In this exercise, reproduce the whole listing exactly.

# [Records for processing]
────────────────
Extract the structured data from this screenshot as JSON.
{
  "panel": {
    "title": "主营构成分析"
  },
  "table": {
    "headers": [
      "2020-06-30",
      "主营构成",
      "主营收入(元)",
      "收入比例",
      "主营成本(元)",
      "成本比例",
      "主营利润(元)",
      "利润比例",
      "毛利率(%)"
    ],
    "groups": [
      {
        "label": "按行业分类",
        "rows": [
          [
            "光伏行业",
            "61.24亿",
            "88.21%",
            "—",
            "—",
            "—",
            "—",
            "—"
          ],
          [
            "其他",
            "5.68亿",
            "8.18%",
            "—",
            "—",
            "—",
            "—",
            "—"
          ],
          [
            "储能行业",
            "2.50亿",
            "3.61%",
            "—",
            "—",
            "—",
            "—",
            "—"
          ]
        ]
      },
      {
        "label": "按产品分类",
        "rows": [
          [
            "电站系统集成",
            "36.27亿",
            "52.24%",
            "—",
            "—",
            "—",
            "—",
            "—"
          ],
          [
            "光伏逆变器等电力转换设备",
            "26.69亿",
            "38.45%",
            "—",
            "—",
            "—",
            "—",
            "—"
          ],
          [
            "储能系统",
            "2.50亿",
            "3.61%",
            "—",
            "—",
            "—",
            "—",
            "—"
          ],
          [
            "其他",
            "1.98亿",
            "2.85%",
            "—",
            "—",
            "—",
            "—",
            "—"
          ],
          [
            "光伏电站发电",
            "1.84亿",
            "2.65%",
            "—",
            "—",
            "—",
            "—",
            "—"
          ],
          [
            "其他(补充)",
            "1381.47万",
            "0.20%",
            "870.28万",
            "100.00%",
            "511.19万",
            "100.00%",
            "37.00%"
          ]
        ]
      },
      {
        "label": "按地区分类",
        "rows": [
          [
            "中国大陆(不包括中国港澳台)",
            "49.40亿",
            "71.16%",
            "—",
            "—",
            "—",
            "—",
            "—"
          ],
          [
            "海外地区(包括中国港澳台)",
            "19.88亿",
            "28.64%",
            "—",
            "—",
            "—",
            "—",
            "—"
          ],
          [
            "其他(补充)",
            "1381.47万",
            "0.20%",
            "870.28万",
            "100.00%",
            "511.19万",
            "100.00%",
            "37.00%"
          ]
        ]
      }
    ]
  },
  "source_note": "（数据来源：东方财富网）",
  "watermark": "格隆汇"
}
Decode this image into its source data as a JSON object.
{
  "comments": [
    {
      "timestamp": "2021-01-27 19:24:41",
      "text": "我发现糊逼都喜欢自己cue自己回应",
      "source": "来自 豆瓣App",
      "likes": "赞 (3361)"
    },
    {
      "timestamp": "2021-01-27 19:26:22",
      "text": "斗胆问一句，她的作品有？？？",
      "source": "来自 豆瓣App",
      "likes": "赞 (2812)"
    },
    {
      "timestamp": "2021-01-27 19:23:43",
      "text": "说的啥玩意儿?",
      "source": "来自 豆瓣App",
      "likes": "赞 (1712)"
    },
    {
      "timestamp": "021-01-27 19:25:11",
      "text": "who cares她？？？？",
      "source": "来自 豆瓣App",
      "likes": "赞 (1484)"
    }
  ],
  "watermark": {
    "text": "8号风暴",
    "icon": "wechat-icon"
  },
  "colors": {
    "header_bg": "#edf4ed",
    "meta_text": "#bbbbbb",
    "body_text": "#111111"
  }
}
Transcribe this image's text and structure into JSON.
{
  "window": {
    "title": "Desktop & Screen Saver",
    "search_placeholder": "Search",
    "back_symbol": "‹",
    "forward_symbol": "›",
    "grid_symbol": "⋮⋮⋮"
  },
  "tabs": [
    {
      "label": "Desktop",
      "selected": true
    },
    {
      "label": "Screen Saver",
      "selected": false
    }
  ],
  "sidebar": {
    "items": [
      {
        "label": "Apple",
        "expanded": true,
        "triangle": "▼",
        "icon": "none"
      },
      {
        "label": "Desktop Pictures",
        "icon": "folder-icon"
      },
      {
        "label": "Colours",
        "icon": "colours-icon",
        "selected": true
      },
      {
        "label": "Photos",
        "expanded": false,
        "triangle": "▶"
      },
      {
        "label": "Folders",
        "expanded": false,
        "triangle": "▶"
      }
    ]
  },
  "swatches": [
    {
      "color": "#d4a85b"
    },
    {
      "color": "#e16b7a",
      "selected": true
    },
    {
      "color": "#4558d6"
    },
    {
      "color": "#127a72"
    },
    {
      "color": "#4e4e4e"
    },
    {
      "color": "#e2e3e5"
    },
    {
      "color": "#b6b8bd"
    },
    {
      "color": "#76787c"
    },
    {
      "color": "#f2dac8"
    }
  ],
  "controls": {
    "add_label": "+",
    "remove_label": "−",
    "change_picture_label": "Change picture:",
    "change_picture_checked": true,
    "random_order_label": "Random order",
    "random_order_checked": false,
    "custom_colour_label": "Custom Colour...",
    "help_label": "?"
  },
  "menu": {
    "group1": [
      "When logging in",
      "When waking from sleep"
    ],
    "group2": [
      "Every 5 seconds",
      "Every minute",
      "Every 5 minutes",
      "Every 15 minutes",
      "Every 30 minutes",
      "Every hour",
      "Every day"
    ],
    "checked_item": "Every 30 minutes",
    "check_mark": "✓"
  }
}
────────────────
# [Exercise response]
Extract the structured data from this screenshot as JSON.
{
  "panel": {
    "title": "主营构成分析"
  },
  "table": {
    "headers": [
      "2020-06-30",
      "主营构成",
      "主营收入(元)",
      "收入比例",
      "主营成本(元)",
      "成本比例",
      "主营利润(元)",
      "利润比例",
      "毛利率(%)"
    ],
    "groups": [
      {
        "label": "按行业分类",
        "rows": [
          [
            "光伏行业",
            "61.24亿",
            "88.21%",
            "—",
            "—",
            "—",
            "—",
            "—"
          ],
          [
            "其他",
            "5.68亿",
            "8.18%",
            "—",
            "—",
            "—",
            "—",
            "—"
          ],
          [
            "储能行业",
            "2.50亿",
            "3.61%",
            "—",
            "—",
            "—",
            "—",
            "—"
          ]
        ]
      },
      {
        "label": "按产品分类",
        "rows": [
          [
            "电站系统集成",
            "36.27亿",
            "52.24%",
            "—",
            "—",
            "—",
            "—",
            "—"
          ],
          [
            "光伏逆变器等电力转换设备",
            "26.69亿",
            "38.45%",
            "—",
            "—",
            "—",
            "—",
            "—"
          ],
          [
            "储能系统",
            "2.50亿",
            "3.61%",
            "—",
            "—",
            "—",
            "—",
            "—"
          ],
          [
            "其他",
            "1.98亿",
            "2.85%",
            "—",
            "—",
            "—",
            "—",
            "—"
          ],
          [
            "光伏电站发电",
            "1.84亿",
            "2.65%",
            "—",
            "—",
            "—",
            "—",
            "—"
          ],
          [
            "其他(补充)",
            "1381.47万",
            "0.20%",
            "870.28万",
            "100.00%",
            "511.19万",
            "100.00%",
            "37.00%"
          ]
        ]
      },
      {
        "label": "按地区分类",
        "rows": [
          [
            "中国大陆(不包括中国港澳台)",
            "49.40亿",
            "71.16%",
            "—",
            "—",
            "—",
            "—",
            "—"
          ],
          [
            "海外地区(包括中国港澳台)",
            "19.88亿",
            "28.64%",
            "—",
            "—",
            "—",
            "—",
            "—"
          ],
          [
            "其他(补充)",
            "1381.47万",
            "0.20%",
            "870.28万",
            "100.00%",
            "511.19万",
            "100.00%",
            "37.00%"
          ]
        ]
      }
    ]
  },
  "source_note": "（数据来源：东方财富网）",
  "watermark": "格隆汇"
}
Decode this image into its source data as a JSON object.
{
  "comments": [
    {
      "timestamp": "2021-01-27 19:24:41",
      "text": "我发现糊逼都喜欢自己cue自己回应",
      "source": "来自 豆瓣App",
      "likes": "赞 (3361)"
    },
    {
      "timestamp": "2021-01-27 19:26:22",
      "text": "斗胆问一句，她的作品有？？？",
      "source": "来自 豆瓣App",
      "likes": "赞 (2812)"
    },
    {
      "timestamp": "2021-01-27 19:23:43",
      "text": "说的啥玩意儿?",
      "source": "来自 豆瓣App",
      "likes": "赞 (1712)"
    },
    {
      "timestamp": "021-01-27 19:25:11",
      "text": "who cares她？？？？",
      "source": "来自 豆瓣App",
      "likes": "赞 (1484)"
    }
  ],
  "watermark": {
    "text": "8号风暴",
    "icon": "wechat-icon"
  },
  "colors": {
    "header_bg": "#edf4ed",
    "meta_text": "#bbbbbb",
    "body_text": "#111111"
  }
}
Transcribe this image's text and structure into JSON.
{
  "window": {
    "title": "Desktop & Screen Saver",
    "search_placeholder": "Search",
    "back_symbol": "‹",
    "forward_symbol": "›",
    "grid_symbol": "⋮⋮⋮"
  },
  "tabs": [
    {
      "label": "Desktop",
      "selected": true
    },
    {
      "label": "Screen Saver",
      "selected": false
    }
  ],
  "sidebar": {
    "items": [
      {
        "label": "Apple",
        "expanded": true,
        "triangle": "▼",
        "icon": "none"
      },
      {
        "label": "Desktop Pictures",
        "icon": "folder-icon"
      },
      {
        "label": "Colours",
        "icon": "colours-icon",
        "selected": true
      },
      {
        "label": "Photos",
        "expanded": false,
        "triangle": "▶"
      },
      {
        "label": "Folders",
        "expanded": false,
        "triangle": "▶"
      }
    ]
  },
  "swatches": [
    {
      "color": "#d4a85b"
    },
    {
      "color": "#e16b7a",
      "selected": true
    },
    {
      "color": "#4558d6"
    },
    {
      "color": "#127a72"
    },
    {
      "color": "#4e4e4e"
    },
    {
      "color": "#e2e3e5"
    },
    {
      "color": "#b6b8bd"
    },
    {
      "color": "#76787c"
    },
    {
      "color": "#f2dac8"
    }
  ],
  "controls": {
    "add_label": "+",
    "remove_label": "−",
    "change_picture_label": "Change picture:",
    "change_picture_checked": true,
    "random_order_label": "Random order",
    "random_order_checked": false,
    "custom_colour_label": "Custom Colour...",
    "help_label": "?"
  },
  "menu": {
    "group1": [
      "When logging in",
      "When waking from sleep"
    ],
    "group2": [
      "Every 5 seconds",
      "Every minute",
      "Every 5 minutes",
      "Every 15 minutes",
      "Every 30 minutes",
      "Every hour",
      "Every day"
    ],
    "checked_item": "Every 30 minutes",
    "check_mark": "✓"
  }
}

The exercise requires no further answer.